Algae on Roof
Algae on Roof

A   Do not use a power-washer to clean roof shingles; it could dislodge the mineral granules that protect the shingles from UV damage. The black streaks are caused by a type of algae that grows on the mineral granules of the asphalt shingles when they do not dry fast enough after rain or after snow has melted off the roof.

There are several ways to remove algae. You can buy special solutions that are sprayed on the roof; you can have the cleaning done by firms that specialize in cleaning roofs, or you can do it yourself. If that is your choice, spray the shingles with a solution of equal parts fresh Clorox bleach and water. Use a plastic garden sprayer and apply the solution on a windless day at the rate of 1 gallon per 50 square feet of roof. The purpose is not to overspray and have the solution run off the roof for a long time.

Zinc Roof Strips
Zinc strips to control algae on roof

Wear rubber gloves and old clothing, as well as eye protection. Spray the solution from a ladder, as it is dangerous to walk on a roof, which may void any warranty left on the shingles.

If you have metal gutters, run water in them while applying the solution because it is corrosive. Soak all vegetation below the roof before spraying, cover it with plastic and rinse it thoroughly when you are done. Make sure there is no longer any solution dripping from the roof. It will take several weeks for you to notice any results.

Installing special zinc or copper strips at the ridge (or replacing an existing ridge vent with one specially made for this purpose) should prevent recurrence.
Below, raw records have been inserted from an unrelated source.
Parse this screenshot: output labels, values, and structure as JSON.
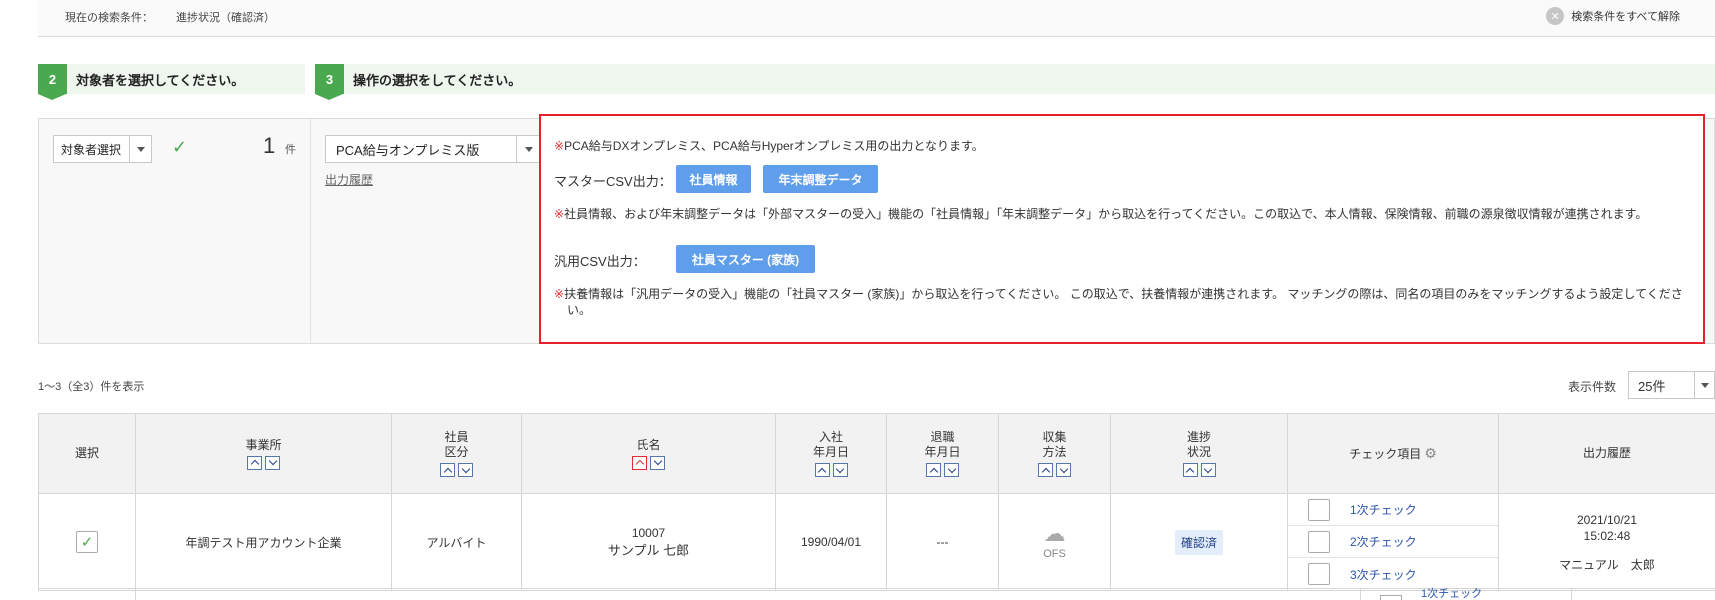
{
  "search": {
    "label": "現在の検索条件：",
    "value": "進捗状況（確認済）",
    "clear_all": "検索条件をすべて解除"
  },
  "steps": [
    {
      "num": "2",
      "title": "対象者を選択してください。"
    },
    {
      "num": "3",
      "title": "操作の選択をしてください。"
    }
  ],
  "target": {
    "select_label": "対象者選択",
    "count": "1",
    "count_unit": "件"
  },
  "operation": {
    "selected": "PCA給与オンプレミス版",
    "history_link": "出力履歴"
  },
  "info": {
    "note_mark": "※",
    "note1": "PCA給与DXオンプレミス、PCA給与Hyperオンプレミス用の出力となります。",
    "master_csv_label": "マスターCSV出力：",
    "btn_employee": "社員情報",
    "btn_year_end": "年末調整データ",
    "note2": "社員情報、および年末調整データは「外部マスターの受入」機能の「社員情報」「年末調整データ」から取込を行ってください。この取込で、本人情報、保険情報、前職の源泉徴収情報が連携されます。",
    "generic_csv_label": "汎用CSV出力：",
    "btn_family": "社員マスター (家族)",
    "note3": "扶養情報は「汎用データの受入」機能の「社員マスター (家族)」から取込を行ってください。 この取込で、扶養情報が連携されます。 マッチングの際は、同名の項目のみをマッチングするよう設定してください。"
  },
  "list": {
    "count_text": "1〜3（全3）件を表示",
    "per_page_label": "表示件数",
    "per_page": "25件"
  },
  "table": {
    "headers": {
      "select": "選択",
      "office": "事業所",
      "emp_type": "社員\n区分",
      "name": "氏名",
      "hire_date": "入社\n年月日",
      "retire_date": "退職\n年月日",
      "collect": "収集\n方法",
      "progress": "進捗\n状況",
      "check_items": "チェック項目",
      "history": "出力履歴"
    },
    "rows": [
      {
        "checked": "✓",
        "office": "年調テスト用アカウント企業",
        "emp_type": "アルバイト",
        "emp_no": "10007",
        "name": "サンプル 七郎",
        "hire_date": "1990/04/01",
        "retire_date": "---",
        "collect": "OFS",
        "status": "確認済",
        "checks": [
          "1次チェック",
          "2次チェック",
          "3次チェック"
        ],
        "history_date": "2021/10/21",
        "history_time": "15:02:48",
        "history_user": "マニュアル　太郎"
      }
    ],
    "next_row_partial_check": "1次チェック"
  },
  "icons": {
    "clear": "close-circle-icon",
    "check": "checkmark-icon",
    "cloud": "cloud-icon",
    "gear": "gear-icon"
  },
  "colors": {
    "accent_green": "#4aa84f",
    "button_blue": "#5e9eea",
    "highlight_red": "#e8202a",
    "link_blue": "#2b56b0"
  }
}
Green mildew on vinyl siding

Mildew on Vinyl Siding
Mildew on Vinyl Siding

Q.  I have green mildew on my vinyl siding. I used a 2200 PSI power-washer and was not able to remove all of the mildew. Is there a solution I can use to get the rest off without damaging the vinyl siding or do you have any other suggestions?

A.  I assume that you used a weak mixture or didn’t use bleach at all in your power-washer. Power-washing any mildewed surface without a strong bleach solution may remove some surface pollutants but it will not remove the mildew. If the mildew is found on small and easily accessible areas, you will have more success if you do it by hand because it is not easy to have the right concentration of bleach mixed with the water going through a pressure washer.
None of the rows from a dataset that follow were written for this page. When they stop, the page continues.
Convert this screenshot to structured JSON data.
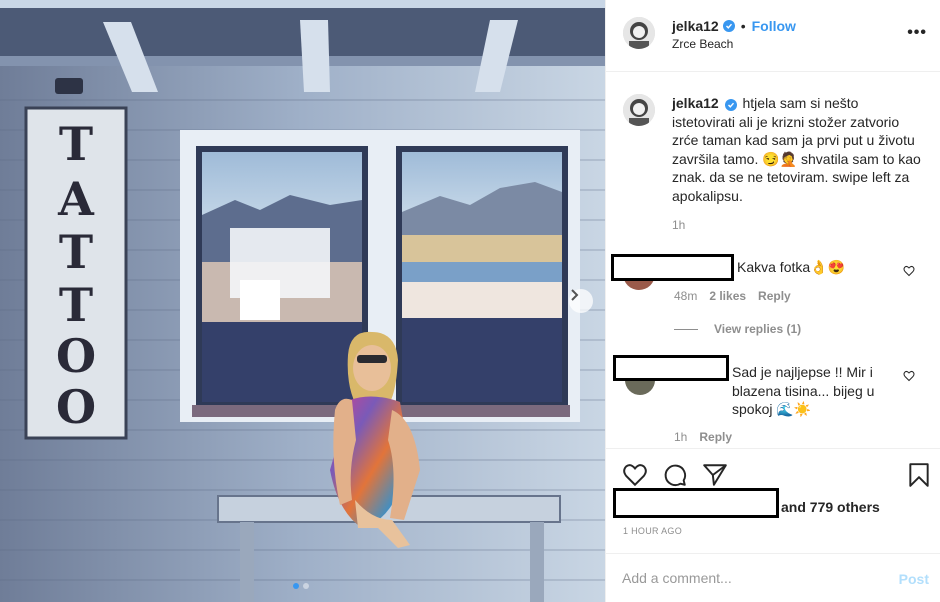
{
  "photo": {
    "sign_letters": [
      "T",
      "A",
      "T",
      "T",
      "O",
      "O"
    ],
    "slide_count": 2,
    "active_slide": 1
  },
  "header": {
    "username": "jelka12",
    "separator": "•",
    "follow_label": "Follow",
    "location": "Zrce Beach",
    "more_label": "•••"
  },
  "caption": {
    "username": "jelka12",
    "text": "htjela sam si nešto istetovirati ali je krizni stožer zatvorio zrće taman kad sam ja prvi put u životu završila tamo. 😏🤦 shvatila sam to kao znak. da se ne tetoviram. swipe left za apokalipsu.",
    "time": "1h"
  },
  "comments": [
    {
      "text": "Kakva fotka👌😍",
      "time": "48m",
      "likes": "2 likes",
      "reply_label": "Reply",
      "view_replies": "View replies (1)"
    },
    {
      "text": "Sad je najljepse !! Mir i blazena tisina... bijeg u spokoj 🌊☀️",
      "time": "1h",
      "reply_label": "Reply"
    }
  ],
  "actions": {
    "likes_suffix": "and 779 others",
    "post_time": "1 HOUR AGO"
  },
  "composer": {
    "placeholder": "Add a comment...",
    "post_label": "Post"
  },
  "colors": {
    "accent": "#3897f0",
    "muted": "#8e8e8e",
    "border": "#efefef"
  }
}
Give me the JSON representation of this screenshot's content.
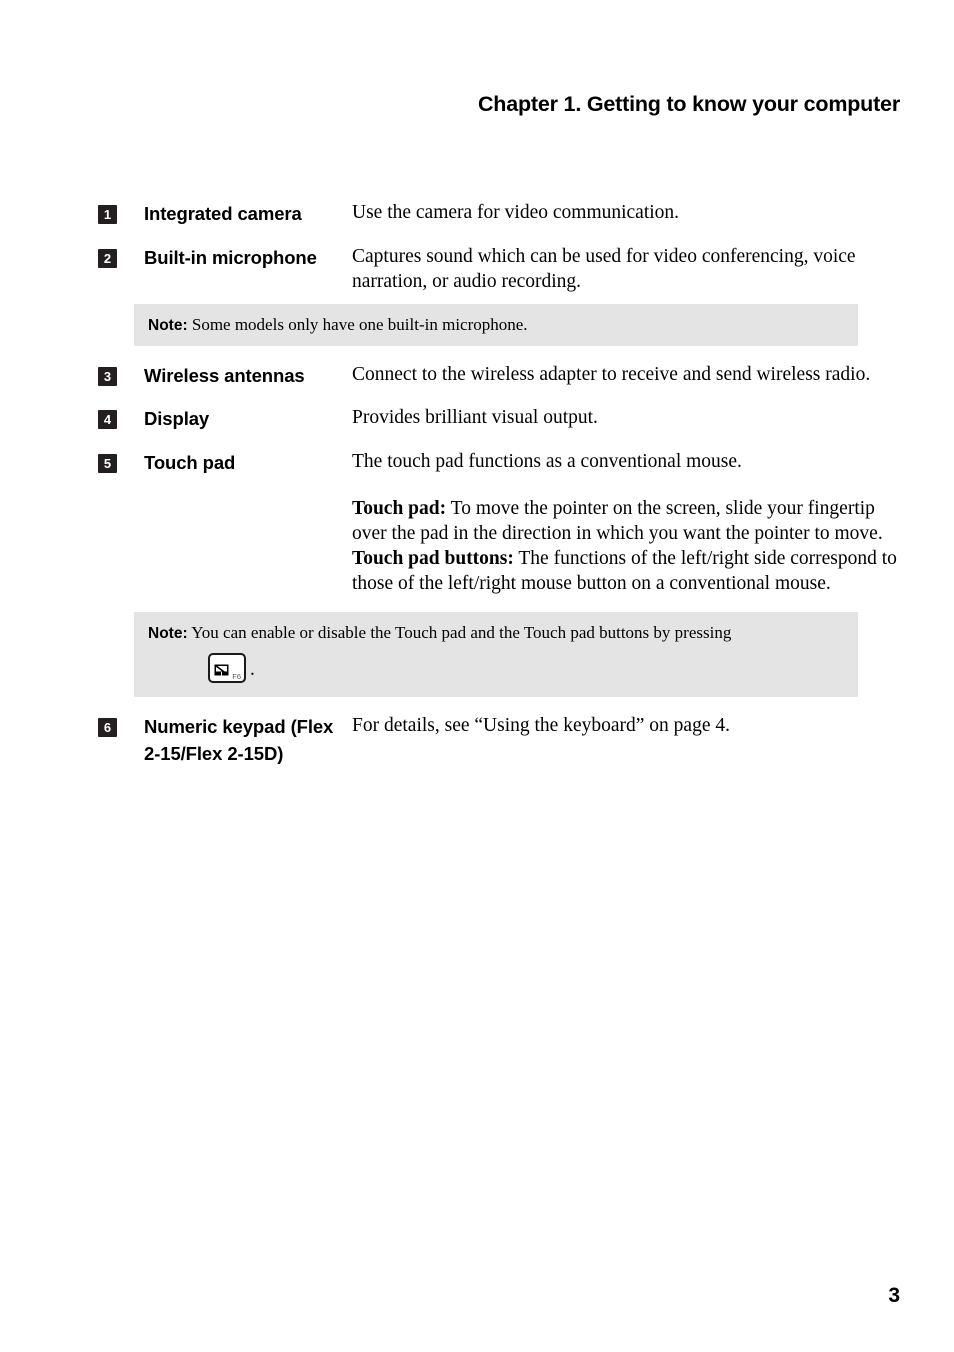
{
  "header": {
    "title": "Chapter 1. Getting to know your computer"
  },
  "features": [
    {
      "number": "1",
      "label": "Integrated camera",
      "description": "Use the camera for video communication."
    },
    {
      "number": "2",
      "label": "Built-in microphone",
      "description": "Captures sound which can be used for video conferencing, voice narration, or audio recording."
    },
    {
      "number": "3",
      "label": "Wireless antennas",
      "description": "Connect to the wireless adapter to receive and send wireless radio."
    },
    {
      "number": "4",
      "label": "Display",
      "description": "Provides brilliant visual output."
    },
    {
      "number": "5",
      "label": "Touch pad",
      "description": "The touch pad functions as a conventional mouse.",
      "detail_paragraphs": [
        {
          "lead": "Touch pad:",
          "text": " To move the pointer on the screen, slide your fingertip over the pad in the direction in which you want the pointer to move."
        },
        {
          "lead": "Touch pad buttons:",
          "text": " The functions of the left/right side correspond to those of the left/right mouse button on a conventional mouse."
        }
      ]
    },
    {
      "number": "6",
      "label": "Numeric keypad (Flex 2-15/Flex 2-15D)",
      "description": "For details, see “Using the keyboard” on page 4."
    }
  ],
  "notes": [
    {
      "label": "Note:",
      "text": " Some models only have one built-in microphone."
    },
    {
      "label": "Note:",
      "text": " You can enable or disable the Touch pad and the Touch pad buttons by pressing",
      "key": {
        "icon": "touchpad-disabled-icon",
        "fn_label": "F6"
      },
      "trailing_punctuation": "."
    }
  ],
  "footer": {
    "page_number": "3"
  },
  "colors": {
    "note_background": "#e4e4e4",
    "badge_background": "#231f20",
    "text": "#000000"
  }
}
Wear heavy rubber gloves, mix fresh Clorox bleach and water in equal quantities in a 5-gallon plastic pail, and apply the solution with a soft bristle brush so as not to scratch the siding. If you add a cup of TSP or TSPPF detergent (buy in hardware stores) per gallon of the solution, you will also remove any other stubborn stains that plain water from the pressure washer didn’t get. If you only use a bleach solution, do not rinse it. But if you use detergent, you will need to rinse the treated areas.

Be sure that you cover vegetation with plastic after soaking it before and after the washing.
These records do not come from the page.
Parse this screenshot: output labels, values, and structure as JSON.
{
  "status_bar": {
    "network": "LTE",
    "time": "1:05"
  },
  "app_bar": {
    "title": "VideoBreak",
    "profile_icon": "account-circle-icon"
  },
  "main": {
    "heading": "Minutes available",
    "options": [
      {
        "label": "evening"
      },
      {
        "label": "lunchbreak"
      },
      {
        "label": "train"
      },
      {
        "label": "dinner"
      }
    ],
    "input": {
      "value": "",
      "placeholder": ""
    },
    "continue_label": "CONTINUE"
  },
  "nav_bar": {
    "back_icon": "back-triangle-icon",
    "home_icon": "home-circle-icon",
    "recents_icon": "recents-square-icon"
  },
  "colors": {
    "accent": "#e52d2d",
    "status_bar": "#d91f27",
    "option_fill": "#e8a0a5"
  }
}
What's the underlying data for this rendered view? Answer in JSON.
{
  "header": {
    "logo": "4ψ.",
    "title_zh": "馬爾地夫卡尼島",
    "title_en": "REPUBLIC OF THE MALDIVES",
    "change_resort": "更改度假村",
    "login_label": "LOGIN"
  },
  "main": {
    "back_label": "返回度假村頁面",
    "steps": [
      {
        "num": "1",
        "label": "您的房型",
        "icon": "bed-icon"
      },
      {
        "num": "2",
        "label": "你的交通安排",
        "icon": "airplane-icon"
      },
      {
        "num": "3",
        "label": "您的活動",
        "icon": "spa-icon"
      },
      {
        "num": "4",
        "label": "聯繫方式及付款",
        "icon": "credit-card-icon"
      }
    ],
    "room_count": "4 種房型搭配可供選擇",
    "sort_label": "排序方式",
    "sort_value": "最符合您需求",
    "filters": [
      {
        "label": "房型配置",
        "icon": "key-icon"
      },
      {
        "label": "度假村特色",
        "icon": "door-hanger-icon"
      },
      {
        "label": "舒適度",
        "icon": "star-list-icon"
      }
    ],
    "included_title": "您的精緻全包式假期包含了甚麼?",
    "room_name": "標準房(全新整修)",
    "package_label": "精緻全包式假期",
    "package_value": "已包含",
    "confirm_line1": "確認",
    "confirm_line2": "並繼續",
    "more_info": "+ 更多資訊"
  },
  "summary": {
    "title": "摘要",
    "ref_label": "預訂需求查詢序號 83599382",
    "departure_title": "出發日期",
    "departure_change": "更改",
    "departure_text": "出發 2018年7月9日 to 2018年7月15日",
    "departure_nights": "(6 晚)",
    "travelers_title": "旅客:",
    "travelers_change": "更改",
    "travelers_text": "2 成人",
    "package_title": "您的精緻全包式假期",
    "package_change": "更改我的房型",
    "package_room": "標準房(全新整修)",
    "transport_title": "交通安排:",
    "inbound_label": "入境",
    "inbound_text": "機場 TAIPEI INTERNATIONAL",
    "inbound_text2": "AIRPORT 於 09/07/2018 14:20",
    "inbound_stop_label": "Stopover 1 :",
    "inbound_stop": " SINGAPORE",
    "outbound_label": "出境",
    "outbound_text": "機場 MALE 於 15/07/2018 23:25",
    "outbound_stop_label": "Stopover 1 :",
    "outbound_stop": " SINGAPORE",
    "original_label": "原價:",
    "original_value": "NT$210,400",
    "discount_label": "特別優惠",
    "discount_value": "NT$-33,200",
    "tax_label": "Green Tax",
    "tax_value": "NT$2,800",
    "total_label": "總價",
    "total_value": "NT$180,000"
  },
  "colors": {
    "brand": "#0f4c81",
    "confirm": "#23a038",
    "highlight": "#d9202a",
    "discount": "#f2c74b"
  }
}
Pink (or green) rings in toilet

Toilet Ring
Toilet Ring

Q.  I recall a column that talked about pink rings in toilet bowls and a potential problem with acidic water eating away at my pipes. I wondered if you had an opinion on what the acceptable range for tap water pH should be. I have made some inquiries and am hearing that 6.5 to 8.5 is an acceptable range. Should I invest in a neutralizer if my pH is below 6.5 or does it need to be less than that to justify the expense?

A.  The ideal and neutral pH is 7. A pH of 6.5 is quite acidic. The fact that you have pink rings in your toilet (usually the rings are more greenish, although another reader recently described them as blue) seems to indicate that you need to have your water checked by a water specialist.

Bubbles appear when toilet is flushed

Q.    Can you tell me why our first floor toilet emits a bubble each time we flush? We are on a slab with a septic system. The vent is not blocked. We are elderly in need of help.

A.    This is usually an indication of a venting problem. If this happens only in winter, it may be that the vent stack through the roof has too small a diameter and ices up. If it happens year around, then the venting problem is different. Does it bother you so much that you can’t live with it? If so, consider having an experienced licensed plumber check it out.